====== Information

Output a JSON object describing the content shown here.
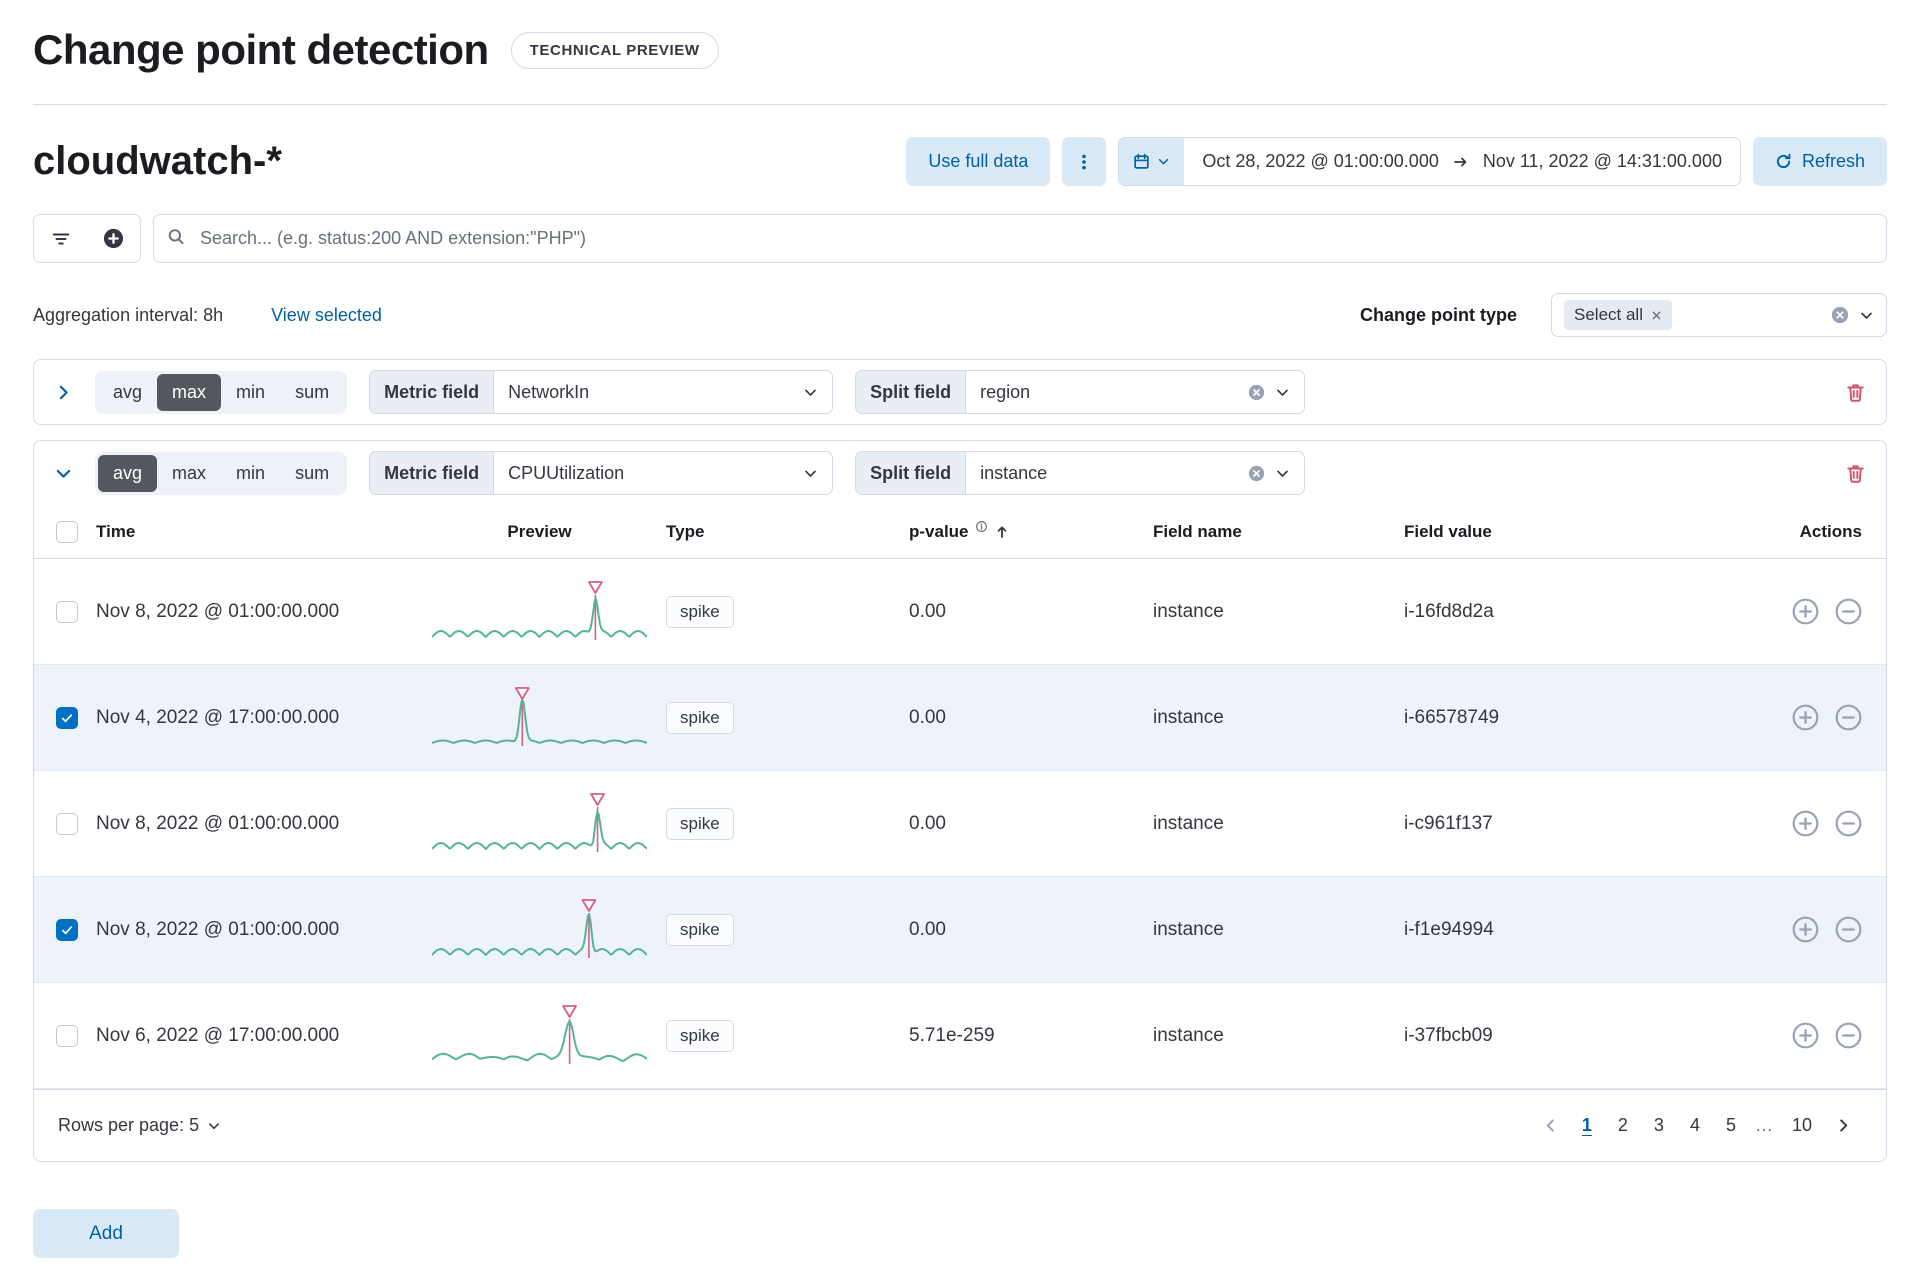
{
  "colors": {
    "primary": "#0061a6",
    "primary_light_bg": "#d9e9f6",
    "accent_pink": "#d36086",
    "chart_line_green": "#54b399",
    "danger_trash": "#d2546f",
    "selected_row_bg": "#eef3f9",
    "border": "#d3dae6",
    "checkbox_checked": "#0071c2"
  },
  "header": {
    "title": "Change point detection",
    "badge": "TECHNICAL PREVIEW"
  },
  "toolbar": {
    "index_pattern": "cloudwatch-*",
    "use_full_data_label": "Use full data",
    "date_start": "Oct 28, 2022 @ 01:00:00.000",
    "date_end": "Nov 11, 2022 @ 14:31:00.000",
    "refresh_label": "Refresh"
  },
  "search": {
    "placeholder": "Search... (e.g. status:200 AND extension:\"PHP\")"
  },
  "meta": {
    "aggregation_interval_label": "Aggregation interval: 8h",
    "view_selected_label": "View selected",
    "change_point_type_label": "Change point type",
    "select_all_token": "Select all"
  },
  "agg_options": {
    "avg": "avg",
    "max": "max",
    "min": "min",
    "sum": "sum"
  },
  "configs": [
    {
      "selected_agg": "max",
      "metric_label": "Metric field",
      "metric_value": "NetworkIn",
      "split_label": "Split field",
      "split_value": "region"
    },
    {
      "selected_agg": "avg",
      "metric_label": "Metric field",
      "metric_value": "CPUUtilization",
      "split_label": "Split field",
      "split_value": "instance"
    }
  ],
  "table": {
    "columns": {
      "time": "Time",
      "preview": "Preview",
      "type": "Type",
      "p_value": "p-value",
      "field_name": "Field name",
      "field_value": "Field value",
      "actions": "Actions"
    },
    "rows": [
      {
        "time": "Nov 8, 2022 @ 01:00:00.000",
        "type": "spike",
        "p_value": "0.00",
        "field_name": "instance",
        "field_value": "i-16fd8d2a",
        "checked": false,
        "spark": {
          "spike_x": 0.76,
          "spike_h": 36,
          "waves": 12,
          "amp": 6,
          "sigma": 0.012
        }
      },
      {
        "time": "Nov 4, 2022 @ 17:00:00.000",
        "type": "spike",
        "p_value": "0.00",
        "field_name": "instance",
        "field_value": "i-66578749",
        "checked": true,
        "spark": {
          "spike_x": 0.42,
          "spike_h": 42,
          "waves": 10,
          "amp": 2.5,
          "sigma": 0.013
        }
      },
      {
        "time": "Nov 8, 2022 @ 01:00:00.000",
        "type": "spike",
        "p_value": "0.00",
        "field_name": "instance",
        "field_value": "i-c961f137",
        "checked": false,
        "spark": {
          "spike_x": 0.77,
          "spike_h": 33,
          "waves": 12,
          "amp": 6,
          "sigma": 0.012
        }
      },
      {
        "time": "Nov 8, 2022 @ 01:00:00.000",
        "type": "spike",
        "p_value": "0.00",
        "field_name": "instance",
        "field_value": "i-f1e94994",
        "checked": true,
        "spark": {
          "spike_x": 0.73,
          "spike_h": 37,
          "waves": 12,
          "amp": 6,
          "sigma": 0.012
        }
      },
      {
        "time": "Nov 6, 2022 @ 17:00:00.000",
        "type": "spike",
        "p_value": "5.71e-259",
        "field_name": "instance",
        "field_value": "i-37fbcb09",
        "checked": false,
        "spark": {
          "spike_x": 0.64,
          "spike_h": 33,
          "waves": 9,
          "amp": 4,
          "sigma": 0.02,
          "jitter": 1.6
        }
      }
    ]
  },
  "footer": {
    "rows_per_page_label": "Rows per page: 5",
    "pages": [
      "1",
      "2",
      "3",
      "4",
      "5",
      "…",
      "10"
    ],
    "active_page": "1"
  },
  "add_label": "Add"
}
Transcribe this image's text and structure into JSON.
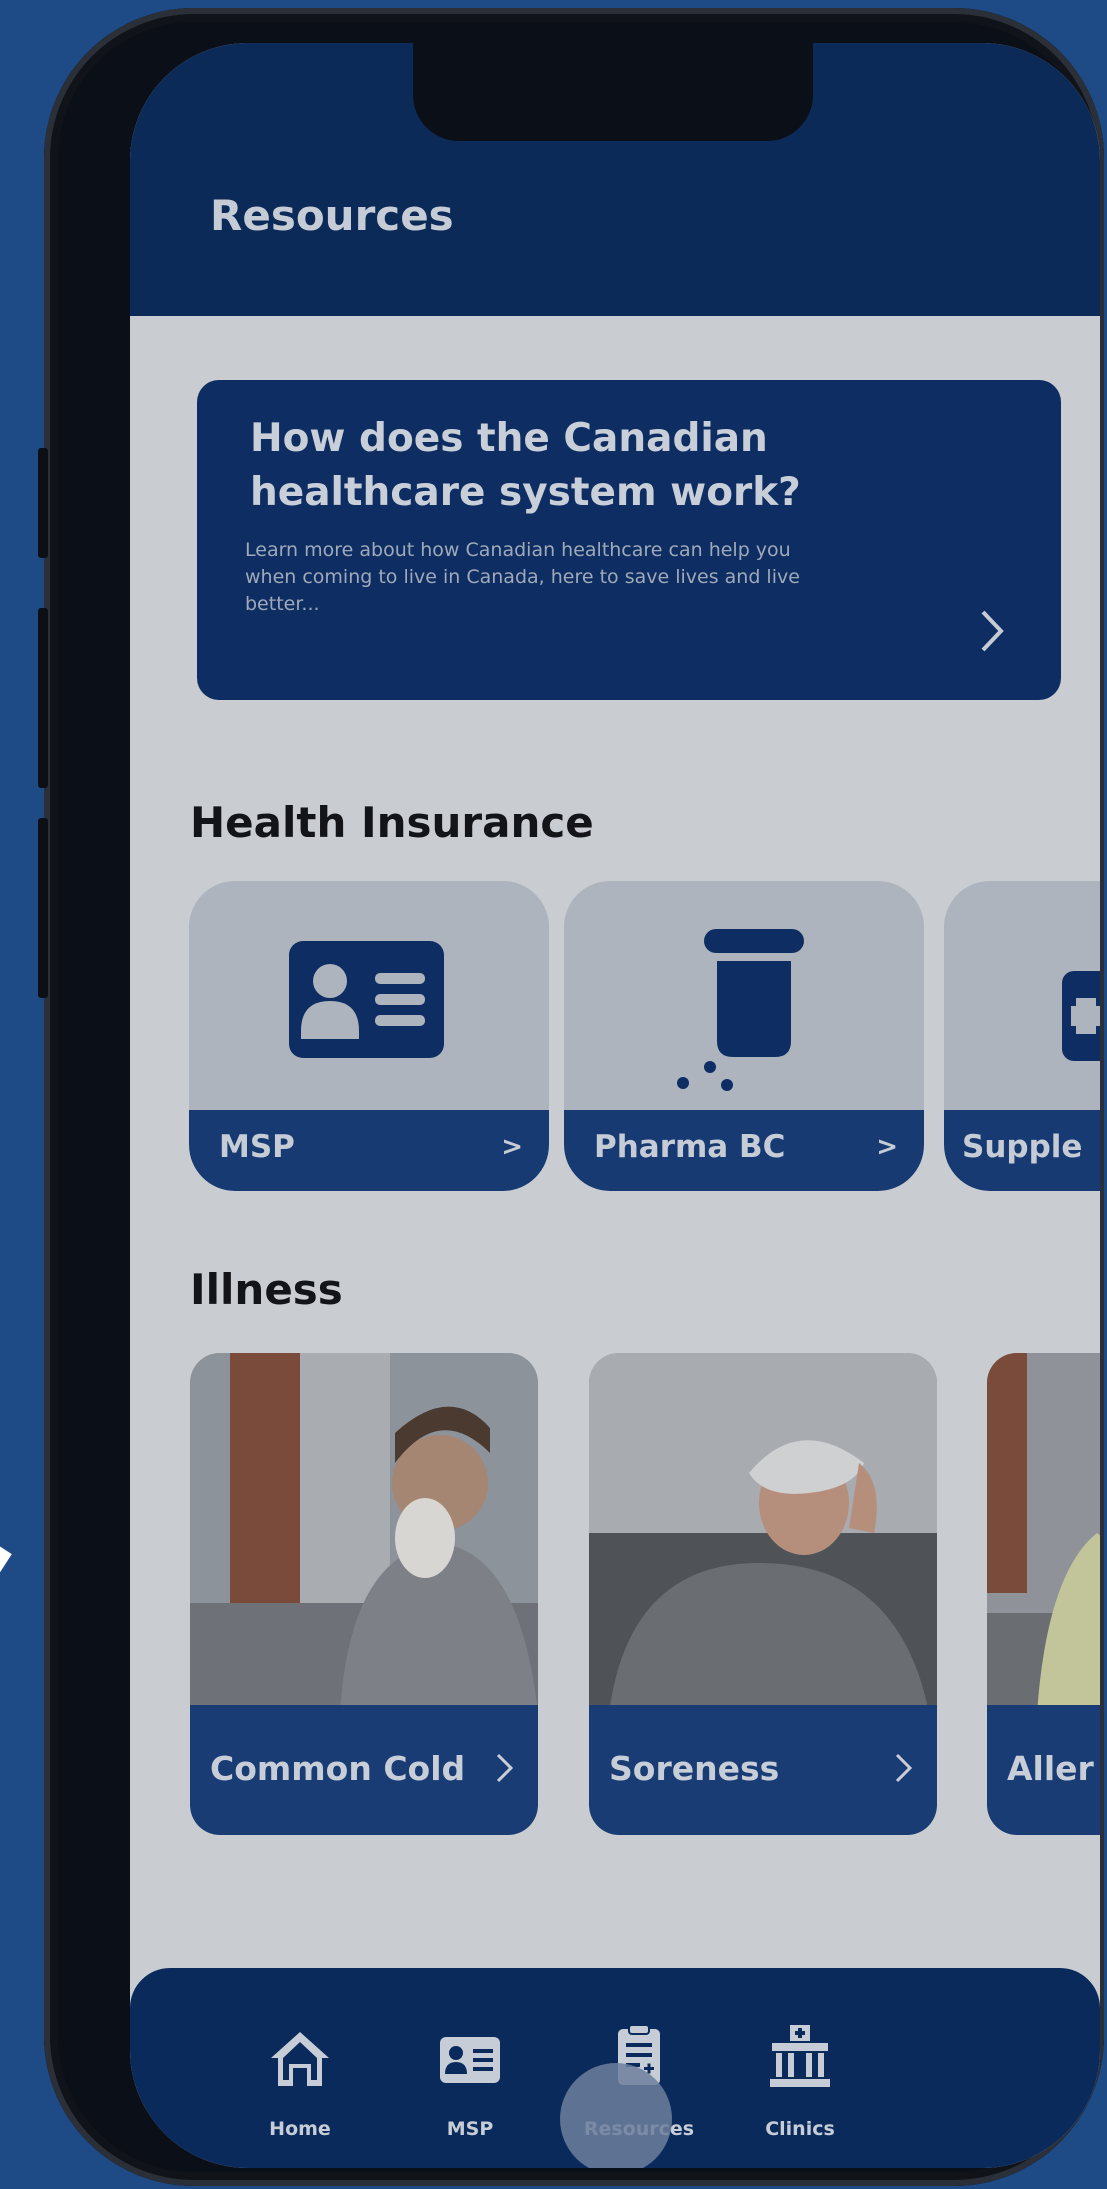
{
  "app": {
    "title": "Resources"
  },
  "info_card": {
    "title": "How does the Canadian healthcare system work?",
    "body": "Learn more about how Canadian healthcare can help you when coming to live in Canada, here to save lives and live better..."
  },
  "health_insurance": {
    "title": "Health Insurance",
    "items": [
      {
        "label": "MSP",
        "arrow": ">",
        "icon": "id-card-icon"
      },
      {
        "label": "Pharma BC",
        "arrow": ">",
        "icon": "pill-bottle-icon"
      },
      {
        "label": "Supple",
        "arrow": ">",
        "icon": "plus-box-icon"
      }
    ]
  },
  "illness": {
    "title": "Illness",
    "items": [
      {
        "label": "Common Cold",
        "image": "man-sneezing-photo"
      },
      {
        "label": "Soreness",
        "image": "woman-headache-photo"
      },
      {
        "label": "Aller",
        "image": "person-on-couch-photo"
      }
    ]
  },
  "bottom_nav": {
    "items": [
      {
        "label": "Home",
        "icon": "home-icon"
      },
      {
        "label": "MSP",
        "icon": "id-card-icon"
      },
      {
        "label": "Resources",
        "icon": "clipboard-icon"
      },
      {
        "label": "Clinics",
        "icon": "hospital-icon"
      }
    ]
  },
  "colors": {
    "background": "#1e4a86",
    "primary": "#0c2a58",
    "card_navy": "#0e2e63",
    "surface": "#c9ccd1"
  }
}
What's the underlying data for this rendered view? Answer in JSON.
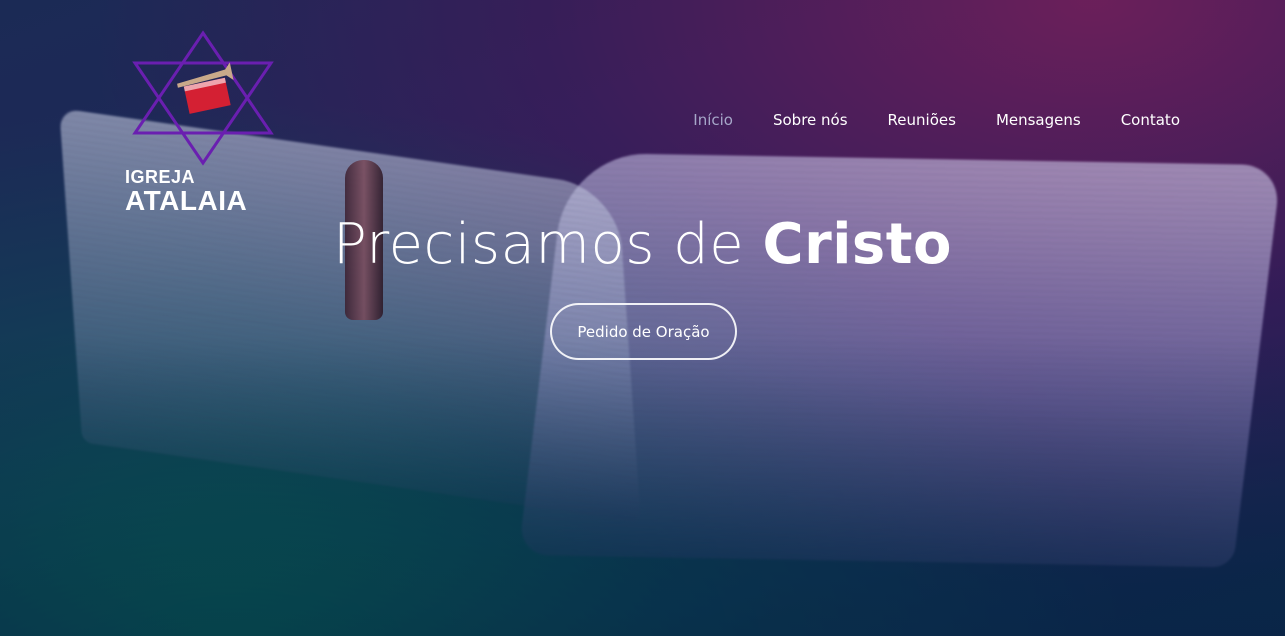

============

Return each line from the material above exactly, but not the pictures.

> **Your solution**:
Output a JSON object describing the content shown here.
{
  "colors": {
    "primary": "#0061a6",
    "primary_light_bg": "#d9e9f6",
    "accent_pink": "#d36086",
    "chart_line_green": "#54b399",
    "danger_trash": "#d2546f",
    "selected_row_bg": "#eef3f9",
    "border": "#d3dae6",
    "checkbox_checked": "#0071c2"
  },
  "header": {
    "title": "Change point detection",
    "badge": "TECHNICAL PREVIEW"
  },
  "toolbar": {
    "index_pattern": "cloudwatch-*",
    "use_full_data_label": "Use full data",
    "date_start": "Oct 28, 2022 @ 01:00:00.000",
    "date_end": "Nov 11, 2022 @ 14:31:00.000",
    "refresh_label": "Refresh"
  },
  "search": {
    "placeholder": "Search... (e.g. status:200 AND extension:\"PHP\")"
  },
  "meta": {
    "aggregation_interval_label": "Aggregation interval: 8h",
    "view_selected_label": "View selected",
    "change_point_type_label": "Change point type",
    "select_all_token": "Select all"
  },
  "agg_options": {
    "avg": "avg",
    "max": "max",
    "min": "min",
    "sum": "sum"
  },
  "configs": [
    {
      "selected_agg": "max",
      "metric_label": "Metric field",
      "metric_value": "NetworkIn",
      "split_label": "Split field",
      "split_value": "region"
    },
    {
      "selected_agg": "avg",
      "metric_label": "Metric field",
      "metric_value": "CPUUtilization",
      "split_label": "Split field",
      "split_value": "instance"
    }
  ],
  "table": {
    "columns": {
      "time": "Time",
      "preview": "Preview",
      "type": "Type",
      "p_value": "p-value",
      "field_name": "Field name",
      "field_value": "Field value",
      "actions": "Actions"
    },
    "rows": [
      {
        "time": "Nov 8, 2022 @ 01:00:00.000",
        "type": "spike",
        "p_value": "0.00",
        "field_name": "instance",
        "field_value": "i-16fd8d2a",
        "checked": false,
        "spark": {
          "spike_x": 0.76,
          "spike_h": 36,
          "waves": 12,
          "amp": 6,
          "sigma": 0.012
        }
      },
      {
        "time": "Nov 4, 2022 @ 17:00:00.000",
        "type": "spike",
        "p_value": "0.00",
        "field_name": "instance",
        "field_value": "i-66578749",
        "checked": true,
        "spark": {
          "spike_x": 0.42,
          "spike_h": 42,
          "waves": 10,
          "amp": 2.5,
          "sigma": 0.013
        }
      },
      {
        "time": "Nov 8, 2022 @ 01:00:00.000",
        "type": "spike",
        "p_value": "0.00",
        "field_name": "instance",
        "field_value": "i-c961f137",
        "checked": false,
        "spark": {
          "spike_x": 0.77,
          "spike_h": 33,
          "waves": 12,
          "amp": 6,
          "sigma": 0.012
        }
      },
      {
        "time": "Nov 8, 2022 @ 01:00:00.000",
        "type": "spike",
        "p_value": "0.00",
        "field_name": "instance",
        "field_value": "i-f1e94994",
        "checked": true,
        "spark": {
          "spike_x": 0.73,
          "spike_h": 37,
          "waves": 12,
          "amp": 6,
          "sigma": 0.012
        }
      },
      {
        "time": "Nov 6, 2022 @ 17:00:00.000",
        "type": "spike",
        "p_value": "5.71e-259",
        "field_name": "instance",
        "field_value": "i-37fbcb09",
        "checked": false,
        "spark": {
          "spike_x": 0.64,
          "spike_h": 33,
          "waves": 9,
          "amp": 4,
          "sigma": 0.02,
          "jitter": 1.6
        }
      }
    ]
  },
  "footer": {
    "rows_per_page_label": "Rows per page: 5",
    "pages": [
      "1",
      "2",
      "3",
      "4",
      "5",
      "…",
      "10"
    ],
    "active_page": "1"
  },
  "add_label": "Add"
}
Transcribe this image's text and structure into JSON.
{
  "app": {
    "title": "Resources"
  },
  "info_card": {
    "title": "How does the Canadian healthcare system work?",
    "body": "Learn more about how Canadian healthcare can help you when coming to live in Canada, here to save lives and live better..."
  },
  "health_insurance": {
    "title": "Health Insurance",
    "items": [
      {
        "label": "MSP",
        "arrow": ">",
        "icon": "id-card-icon"
      },
      {
        "label": "Pharma BC",
        "arrow": ">",
        "icon": "pill-bottle-icon"
      },
      {
        "label": "Supple",
        "arrow": ">",
        "icon": "plus-box-icon"
      }
    ]
  },
  "illness": {
    "title": "Illness",
    "items": [
      {
        "label": "Common Cold",
        "image": "man-sneezing-photo"
      },
      {
        "label": "Soreness",
        "image": "woman-headache-photo"
      },
      {
        "label": "Aller",
        "image": "person-on-couch-photo"
      }
    ]
  },
  "bottom_nav": {
    "items": [
      {
        "label": "Home",
        "icon": "home-icon"
      },
      {
        "label": "MSP",
        "icon": "id-card-icon"
      },
      {
        "label": "Resources",
        "icon": "clipboard-icon"
      },
      {
        "label": "Clinics",
        "icon": "hospital-icon"
      }
    ]
  },
  "colors": {
    "background": "#1e4a86",
    "primary": "#0c2a58",
    "card_navy": "#0e2e63",
    "surface": "#c9ccd1"
  }
}
What's the underlying data for this rendered view? Answer in JSON.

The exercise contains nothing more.